No error codes on the LCD.
I’ve been through all the main power breaker off, key on routines etc, none of it works.

Does anyone have a picture of the batteries hooked up so I can double check cable routing? Or a schematic. If someone does, I would like to know WHERE to test with multi meter for 72V. Everywhere I test I get 38.*v.

I checked continuity on all cables and they’re good.

I don’t know if my controller or charger is crapped out, but I’m suspecting it’s one of them.

It’s been a year now since I’ve been messing with this thing. If I had a reputable dealer that could service it nearby I would just bring it there. I’ve had it with this thing.


You should be able to measure the entire pack voltage under the dash near the fuse block. In my car, there are two heavy gauge wires; one is the plus side and the other negative. I can measure the voltage across those wires and it should be 72v plus or minus when the charger is not plugged in. When the charger is plugged it, it measures a few volts higher than that. If it’s something substantially other than that, something is amiss. 38v is way too low of a reading.

If you have a battery in the string backwards, that would subtract the battery voltage from the pack and cause a low voltage reading. All the batteries should be wired in series with the plus side of one battery connecting to the minus side of the next.
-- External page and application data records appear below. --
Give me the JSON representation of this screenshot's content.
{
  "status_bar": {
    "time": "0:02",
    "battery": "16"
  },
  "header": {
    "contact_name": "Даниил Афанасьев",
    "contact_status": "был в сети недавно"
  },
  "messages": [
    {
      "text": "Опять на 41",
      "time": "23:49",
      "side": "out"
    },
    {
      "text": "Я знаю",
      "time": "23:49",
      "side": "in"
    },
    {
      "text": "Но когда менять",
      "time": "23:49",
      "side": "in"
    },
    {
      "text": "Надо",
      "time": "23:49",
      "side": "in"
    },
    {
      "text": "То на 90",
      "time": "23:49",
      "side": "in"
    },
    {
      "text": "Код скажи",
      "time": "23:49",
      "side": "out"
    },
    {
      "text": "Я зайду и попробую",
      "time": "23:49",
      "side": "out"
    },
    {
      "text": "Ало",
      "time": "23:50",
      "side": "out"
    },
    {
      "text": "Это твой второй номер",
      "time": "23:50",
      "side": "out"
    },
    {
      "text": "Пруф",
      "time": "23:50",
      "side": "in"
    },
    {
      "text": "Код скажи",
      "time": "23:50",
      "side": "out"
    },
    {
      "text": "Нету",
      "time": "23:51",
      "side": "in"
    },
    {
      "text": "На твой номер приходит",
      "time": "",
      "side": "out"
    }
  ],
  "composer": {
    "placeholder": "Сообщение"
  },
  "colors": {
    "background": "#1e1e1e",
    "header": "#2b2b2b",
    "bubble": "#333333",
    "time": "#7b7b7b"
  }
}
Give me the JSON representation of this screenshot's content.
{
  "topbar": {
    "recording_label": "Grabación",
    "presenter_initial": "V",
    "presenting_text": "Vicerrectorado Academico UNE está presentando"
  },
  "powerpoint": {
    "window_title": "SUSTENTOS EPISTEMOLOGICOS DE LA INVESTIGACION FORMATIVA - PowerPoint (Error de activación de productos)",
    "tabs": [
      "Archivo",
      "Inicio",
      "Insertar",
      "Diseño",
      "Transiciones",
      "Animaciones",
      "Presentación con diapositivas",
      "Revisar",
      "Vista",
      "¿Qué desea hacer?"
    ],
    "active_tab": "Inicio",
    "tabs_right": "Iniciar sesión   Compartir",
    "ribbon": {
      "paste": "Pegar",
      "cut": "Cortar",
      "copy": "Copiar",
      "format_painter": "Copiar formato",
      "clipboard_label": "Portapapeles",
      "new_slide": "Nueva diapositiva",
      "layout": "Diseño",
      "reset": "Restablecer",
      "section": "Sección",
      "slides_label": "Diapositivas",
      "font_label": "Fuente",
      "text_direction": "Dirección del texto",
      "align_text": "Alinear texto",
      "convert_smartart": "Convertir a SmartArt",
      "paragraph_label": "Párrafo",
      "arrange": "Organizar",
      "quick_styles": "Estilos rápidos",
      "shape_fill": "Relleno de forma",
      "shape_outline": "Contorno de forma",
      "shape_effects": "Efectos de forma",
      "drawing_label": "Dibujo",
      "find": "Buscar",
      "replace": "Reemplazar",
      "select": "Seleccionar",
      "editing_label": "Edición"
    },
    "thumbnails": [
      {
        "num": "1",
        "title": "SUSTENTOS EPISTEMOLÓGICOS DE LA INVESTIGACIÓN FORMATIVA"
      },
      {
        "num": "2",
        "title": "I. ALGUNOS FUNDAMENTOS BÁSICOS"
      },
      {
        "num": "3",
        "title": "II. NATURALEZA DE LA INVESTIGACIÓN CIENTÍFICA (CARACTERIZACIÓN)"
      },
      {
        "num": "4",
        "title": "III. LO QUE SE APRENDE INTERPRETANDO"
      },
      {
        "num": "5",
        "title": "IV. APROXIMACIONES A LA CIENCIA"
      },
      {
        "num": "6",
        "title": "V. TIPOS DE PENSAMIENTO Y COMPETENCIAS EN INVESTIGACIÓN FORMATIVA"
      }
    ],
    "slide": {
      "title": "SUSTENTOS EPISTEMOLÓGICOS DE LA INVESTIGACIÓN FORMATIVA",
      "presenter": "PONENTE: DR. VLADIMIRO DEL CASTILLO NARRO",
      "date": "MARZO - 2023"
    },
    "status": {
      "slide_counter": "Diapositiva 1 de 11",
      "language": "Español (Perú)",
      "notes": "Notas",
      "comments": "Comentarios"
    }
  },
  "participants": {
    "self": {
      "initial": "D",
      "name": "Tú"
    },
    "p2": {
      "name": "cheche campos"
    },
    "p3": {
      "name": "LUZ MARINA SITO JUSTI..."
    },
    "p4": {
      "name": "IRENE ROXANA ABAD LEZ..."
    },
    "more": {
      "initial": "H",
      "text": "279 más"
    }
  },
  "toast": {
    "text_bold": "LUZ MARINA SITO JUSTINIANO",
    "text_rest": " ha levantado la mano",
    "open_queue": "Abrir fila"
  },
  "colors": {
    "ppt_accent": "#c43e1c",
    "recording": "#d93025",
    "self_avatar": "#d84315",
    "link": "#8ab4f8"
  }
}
I’ve seen a wiring “picture” showing a rough schematic of how the batteries are wire and positioned. It is posted somewhere on this website.